Millions of people from 178 countries are expected to take part in WWF’s Earth Hour this year, with monuments such as the Eiffel Tower, Taipei 101 and The Empire State Building would go into darkness for 60 minutes from 8:30pm local time.
In Sydney, where the Earth Hour idea originated in 2007, many harbor side buildings fell dark as the city switched off for the tenth year in a row.
Earth Hour Australia manager Sam Webb said:
“We just saw the Sydney Harbour Bridge switch its lights off… and buildings around as well”
Earth Hour global executive director Siddarth Das said:
“From one city it has now grown to over 178 countries and territories and over 7,000 cities so we couldn’t be happier about how millions of people across the world are coming together for climate action”
“From living rooms to classrooms and conference rooms, people are demanding climate action”
“Earth Hour reminds us that while people are on the frontlines of climate change, they are also our first line of defence. Our actions today, as individuals and the global community, have the power to transform what the world will look like for generations to come.”
Aside from supporting Earth Hour, Super Malls has also been taking sustainability initiatives that include water recycling, energy efficiency, air quality, flood control support and responsible solid waste management efforts. Regular Trash-to-Cash activities are also conducted wherein the public can exchange specified recyclable or reusable trash for cash. In November 2014, Super Mall City North Edsa installed the country’s first commercial solar rooftop that produces 1.5MW of clean energy. Soon, more SM malls around the country will have solar panels on its rooftops.
Liza Silerio, director of the Super Mall said:

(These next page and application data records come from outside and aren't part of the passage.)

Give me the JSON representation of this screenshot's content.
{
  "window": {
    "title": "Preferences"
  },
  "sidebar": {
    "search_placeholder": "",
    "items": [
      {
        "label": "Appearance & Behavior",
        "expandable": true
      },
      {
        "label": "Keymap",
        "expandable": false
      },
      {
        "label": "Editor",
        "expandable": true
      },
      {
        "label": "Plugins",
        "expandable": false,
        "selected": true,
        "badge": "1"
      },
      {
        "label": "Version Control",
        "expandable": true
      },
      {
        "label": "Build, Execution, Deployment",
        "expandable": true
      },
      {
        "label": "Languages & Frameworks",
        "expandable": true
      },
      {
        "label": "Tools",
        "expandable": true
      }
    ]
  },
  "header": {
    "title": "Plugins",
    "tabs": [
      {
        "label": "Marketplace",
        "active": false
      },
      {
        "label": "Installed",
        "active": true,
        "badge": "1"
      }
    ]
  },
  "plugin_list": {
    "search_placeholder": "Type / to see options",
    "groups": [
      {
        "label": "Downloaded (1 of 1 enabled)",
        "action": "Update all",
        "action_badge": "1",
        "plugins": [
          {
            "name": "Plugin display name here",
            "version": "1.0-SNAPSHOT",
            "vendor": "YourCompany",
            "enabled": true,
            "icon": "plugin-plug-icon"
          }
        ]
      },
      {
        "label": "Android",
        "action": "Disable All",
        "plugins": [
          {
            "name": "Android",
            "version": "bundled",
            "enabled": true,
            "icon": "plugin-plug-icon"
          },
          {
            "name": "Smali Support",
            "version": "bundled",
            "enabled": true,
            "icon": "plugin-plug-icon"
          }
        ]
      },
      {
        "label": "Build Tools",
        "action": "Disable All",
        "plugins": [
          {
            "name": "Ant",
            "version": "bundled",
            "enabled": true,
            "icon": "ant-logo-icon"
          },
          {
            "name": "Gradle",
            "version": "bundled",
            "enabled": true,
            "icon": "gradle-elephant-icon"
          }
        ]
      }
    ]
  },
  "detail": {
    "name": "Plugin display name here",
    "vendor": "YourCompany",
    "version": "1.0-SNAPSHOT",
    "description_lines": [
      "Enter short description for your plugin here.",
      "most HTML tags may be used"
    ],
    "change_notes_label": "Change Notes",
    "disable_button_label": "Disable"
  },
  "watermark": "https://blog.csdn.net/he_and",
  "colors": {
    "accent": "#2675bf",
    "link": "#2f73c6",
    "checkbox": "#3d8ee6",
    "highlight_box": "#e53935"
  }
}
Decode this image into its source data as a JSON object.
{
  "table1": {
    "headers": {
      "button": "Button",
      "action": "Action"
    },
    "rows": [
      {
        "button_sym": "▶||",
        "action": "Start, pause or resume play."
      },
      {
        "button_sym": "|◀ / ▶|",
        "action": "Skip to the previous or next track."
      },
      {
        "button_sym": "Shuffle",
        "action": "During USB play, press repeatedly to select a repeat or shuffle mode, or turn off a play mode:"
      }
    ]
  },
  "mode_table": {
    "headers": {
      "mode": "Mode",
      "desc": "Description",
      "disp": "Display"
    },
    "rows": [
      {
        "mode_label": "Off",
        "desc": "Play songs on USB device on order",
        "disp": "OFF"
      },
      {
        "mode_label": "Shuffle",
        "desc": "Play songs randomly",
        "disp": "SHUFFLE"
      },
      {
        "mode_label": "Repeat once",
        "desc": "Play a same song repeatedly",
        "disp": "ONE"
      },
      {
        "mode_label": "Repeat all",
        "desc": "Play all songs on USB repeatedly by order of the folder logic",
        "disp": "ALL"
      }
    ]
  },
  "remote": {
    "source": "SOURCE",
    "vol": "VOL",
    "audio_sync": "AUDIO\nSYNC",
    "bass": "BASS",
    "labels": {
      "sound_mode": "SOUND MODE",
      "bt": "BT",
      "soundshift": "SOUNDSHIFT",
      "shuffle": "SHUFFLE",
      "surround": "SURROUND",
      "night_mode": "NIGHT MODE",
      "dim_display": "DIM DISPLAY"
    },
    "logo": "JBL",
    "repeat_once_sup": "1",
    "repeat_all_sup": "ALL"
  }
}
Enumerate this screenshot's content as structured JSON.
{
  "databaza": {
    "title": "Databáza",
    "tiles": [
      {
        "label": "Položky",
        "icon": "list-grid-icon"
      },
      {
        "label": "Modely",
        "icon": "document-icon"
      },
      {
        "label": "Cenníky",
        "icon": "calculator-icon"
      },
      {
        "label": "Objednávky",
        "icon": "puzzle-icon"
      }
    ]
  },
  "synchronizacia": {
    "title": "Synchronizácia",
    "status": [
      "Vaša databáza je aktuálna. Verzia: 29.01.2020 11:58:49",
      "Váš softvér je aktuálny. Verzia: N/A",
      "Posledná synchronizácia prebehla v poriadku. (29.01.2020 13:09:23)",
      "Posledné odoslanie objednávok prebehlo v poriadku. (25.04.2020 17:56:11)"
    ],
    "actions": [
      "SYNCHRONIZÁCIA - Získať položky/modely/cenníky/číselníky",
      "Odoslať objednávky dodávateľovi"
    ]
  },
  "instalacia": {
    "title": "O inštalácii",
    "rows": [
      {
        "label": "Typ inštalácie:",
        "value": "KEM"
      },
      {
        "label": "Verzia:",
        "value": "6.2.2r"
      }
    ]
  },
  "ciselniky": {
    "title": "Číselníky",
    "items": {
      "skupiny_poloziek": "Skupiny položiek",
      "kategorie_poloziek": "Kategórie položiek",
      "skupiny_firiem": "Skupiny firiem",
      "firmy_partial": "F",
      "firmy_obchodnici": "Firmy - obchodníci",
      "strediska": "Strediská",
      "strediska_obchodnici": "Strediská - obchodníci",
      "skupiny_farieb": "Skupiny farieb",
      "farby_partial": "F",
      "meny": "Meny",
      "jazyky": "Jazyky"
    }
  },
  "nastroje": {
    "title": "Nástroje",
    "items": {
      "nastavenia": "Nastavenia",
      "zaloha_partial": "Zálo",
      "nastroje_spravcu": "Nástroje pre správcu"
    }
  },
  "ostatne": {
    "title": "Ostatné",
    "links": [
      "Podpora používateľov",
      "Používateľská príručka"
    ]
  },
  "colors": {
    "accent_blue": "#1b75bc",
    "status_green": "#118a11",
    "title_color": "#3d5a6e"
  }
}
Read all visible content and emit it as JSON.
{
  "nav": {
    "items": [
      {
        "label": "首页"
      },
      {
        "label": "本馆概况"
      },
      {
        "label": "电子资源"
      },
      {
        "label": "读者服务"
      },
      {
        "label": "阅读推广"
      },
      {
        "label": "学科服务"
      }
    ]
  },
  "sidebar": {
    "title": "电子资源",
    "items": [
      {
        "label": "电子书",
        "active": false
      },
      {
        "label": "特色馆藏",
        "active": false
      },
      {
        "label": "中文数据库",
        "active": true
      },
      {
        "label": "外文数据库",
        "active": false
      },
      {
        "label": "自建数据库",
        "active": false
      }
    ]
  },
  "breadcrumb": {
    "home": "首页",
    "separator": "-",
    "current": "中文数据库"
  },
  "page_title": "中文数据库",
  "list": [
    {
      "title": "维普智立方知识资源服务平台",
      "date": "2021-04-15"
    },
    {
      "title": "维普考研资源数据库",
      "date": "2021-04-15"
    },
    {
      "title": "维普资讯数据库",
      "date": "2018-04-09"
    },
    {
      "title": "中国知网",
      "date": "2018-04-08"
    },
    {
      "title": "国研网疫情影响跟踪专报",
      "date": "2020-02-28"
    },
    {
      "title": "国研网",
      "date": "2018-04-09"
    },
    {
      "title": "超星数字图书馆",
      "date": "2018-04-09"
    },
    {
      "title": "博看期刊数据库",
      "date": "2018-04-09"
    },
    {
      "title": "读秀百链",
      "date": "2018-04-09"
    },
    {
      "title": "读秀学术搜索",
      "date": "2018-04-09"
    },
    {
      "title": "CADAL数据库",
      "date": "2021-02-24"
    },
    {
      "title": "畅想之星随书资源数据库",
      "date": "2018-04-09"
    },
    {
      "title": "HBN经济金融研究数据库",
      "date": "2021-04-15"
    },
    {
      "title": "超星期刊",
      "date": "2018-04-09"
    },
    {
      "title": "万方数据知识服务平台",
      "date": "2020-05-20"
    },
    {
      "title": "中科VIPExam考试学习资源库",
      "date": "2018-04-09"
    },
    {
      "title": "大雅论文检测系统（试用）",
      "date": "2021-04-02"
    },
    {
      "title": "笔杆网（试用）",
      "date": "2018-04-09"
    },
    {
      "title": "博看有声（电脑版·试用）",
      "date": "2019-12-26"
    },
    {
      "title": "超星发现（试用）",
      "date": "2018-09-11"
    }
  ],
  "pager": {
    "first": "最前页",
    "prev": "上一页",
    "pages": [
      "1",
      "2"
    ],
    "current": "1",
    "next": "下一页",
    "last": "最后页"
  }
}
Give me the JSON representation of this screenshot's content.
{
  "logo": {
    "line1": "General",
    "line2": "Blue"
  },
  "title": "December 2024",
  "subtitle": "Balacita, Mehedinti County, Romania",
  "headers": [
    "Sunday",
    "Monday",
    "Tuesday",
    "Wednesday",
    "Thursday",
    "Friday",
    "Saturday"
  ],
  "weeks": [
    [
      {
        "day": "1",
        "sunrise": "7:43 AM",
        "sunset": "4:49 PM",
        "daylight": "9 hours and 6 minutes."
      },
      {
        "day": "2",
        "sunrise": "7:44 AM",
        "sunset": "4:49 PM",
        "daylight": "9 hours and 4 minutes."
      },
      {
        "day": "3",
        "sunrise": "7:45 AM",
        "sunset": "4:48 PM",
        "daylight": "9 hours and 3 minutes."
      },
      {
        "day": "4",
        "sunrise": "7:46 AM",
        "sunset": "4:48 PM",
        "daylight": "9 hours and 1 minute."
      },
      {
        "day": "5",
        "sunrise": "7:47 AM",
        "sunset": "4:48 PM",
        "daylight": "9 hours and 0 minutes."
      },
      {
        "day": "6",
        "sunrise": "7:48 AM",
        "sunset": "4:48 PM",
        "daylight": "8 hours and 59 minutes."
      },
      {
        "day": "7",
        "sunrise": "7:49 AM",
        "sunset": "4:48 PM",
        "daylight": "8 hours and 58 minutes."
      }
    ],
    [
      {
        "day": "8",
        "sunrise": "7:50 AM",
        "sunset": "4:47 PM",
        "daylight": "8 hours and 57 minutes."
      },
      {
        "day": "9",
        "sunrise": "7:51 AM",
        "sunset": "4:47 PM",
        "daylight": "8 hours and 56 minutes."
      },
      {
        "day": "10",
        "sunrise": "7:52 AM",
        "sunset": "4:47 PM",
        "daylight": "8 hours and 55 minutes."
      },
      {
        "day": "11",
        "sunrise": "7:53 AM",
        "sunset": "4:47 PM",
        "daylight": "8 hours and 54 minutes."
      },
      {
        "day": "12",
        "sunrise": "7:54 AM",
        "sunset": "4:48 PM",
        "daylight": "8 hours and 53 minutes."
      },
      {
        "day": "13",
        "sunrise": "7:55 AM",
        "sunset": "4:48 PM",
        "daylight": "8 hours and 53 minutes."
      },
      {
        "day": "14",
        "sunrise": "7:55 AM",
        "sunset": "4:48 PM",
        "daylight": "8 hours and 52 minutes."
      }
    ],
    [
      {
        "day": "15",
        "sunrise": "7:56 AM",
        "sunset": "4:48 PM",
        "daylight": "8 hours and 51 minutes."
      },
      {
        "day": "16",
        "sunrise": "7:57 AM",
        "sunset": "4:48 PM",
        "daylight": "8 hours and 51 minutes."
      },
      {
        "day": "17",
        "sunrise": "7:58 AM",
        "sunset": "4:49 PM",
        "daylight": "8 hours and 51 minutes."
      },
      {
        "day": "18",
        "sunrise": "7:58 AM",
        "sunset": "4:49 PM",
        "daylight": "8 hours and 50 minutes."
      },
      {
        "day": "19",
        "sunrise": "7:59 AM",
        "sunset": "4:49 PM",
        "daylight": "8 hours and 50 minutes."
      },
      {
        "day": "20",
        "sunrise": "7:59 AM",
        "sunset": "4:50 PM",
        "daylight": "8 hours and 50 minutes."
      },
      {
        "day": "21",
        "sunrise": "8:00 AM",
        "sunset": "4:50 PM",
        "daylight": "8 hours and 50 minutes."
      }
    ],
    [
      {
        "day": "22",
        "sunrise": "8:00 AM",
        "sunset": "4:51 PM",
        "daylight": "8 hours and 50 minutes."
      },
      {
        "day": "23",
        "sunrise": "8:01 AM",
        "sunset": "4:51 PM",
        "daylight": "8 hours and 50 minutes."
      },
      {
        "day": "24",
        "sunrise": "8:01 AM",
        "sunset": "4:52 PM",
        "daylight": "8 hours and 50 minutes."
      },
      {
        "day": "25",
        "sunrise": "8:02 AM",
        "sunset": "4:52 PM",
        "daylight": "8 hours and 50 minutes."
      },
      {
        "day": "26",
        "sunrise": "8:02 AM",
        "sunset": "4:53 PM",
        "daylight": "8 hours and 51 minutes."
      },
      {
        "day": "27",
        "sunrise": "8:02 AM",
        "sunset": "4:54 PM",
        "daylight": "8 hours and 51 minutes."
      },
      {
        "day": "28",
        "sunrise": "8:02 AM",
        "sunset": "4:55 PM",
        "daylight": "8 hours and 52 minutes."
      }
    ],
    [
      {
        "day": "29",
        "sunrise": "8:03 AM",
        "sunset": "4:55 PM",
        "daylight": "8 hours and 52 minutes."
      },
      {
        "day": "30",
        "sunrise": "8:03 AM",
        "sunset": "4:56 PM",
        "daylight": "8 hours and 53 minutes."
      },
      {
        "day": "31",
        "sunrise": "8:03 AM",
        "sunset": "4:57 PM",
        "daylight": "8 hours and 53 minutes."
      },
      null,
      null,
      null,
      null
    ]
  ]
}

“Being present in more communities gives Super Malls the opportunity to empower everyone toward initiating change in how we treat the environment”
Organizers hope this year’s Earth Hour can tap a “new momentum” in climate action following world leaders’ Paris agreement in December. That agreement set a course for global carbon emissions reduction to a net zero by 2100, shifting from fossil fuels in favor of greener energies such as solar and wind power.
— Tim Peake (@astro_timpeake) March 17, 2016
So how are you going to contribute to this “Global campaign: Earth Hour” keep posting your comments!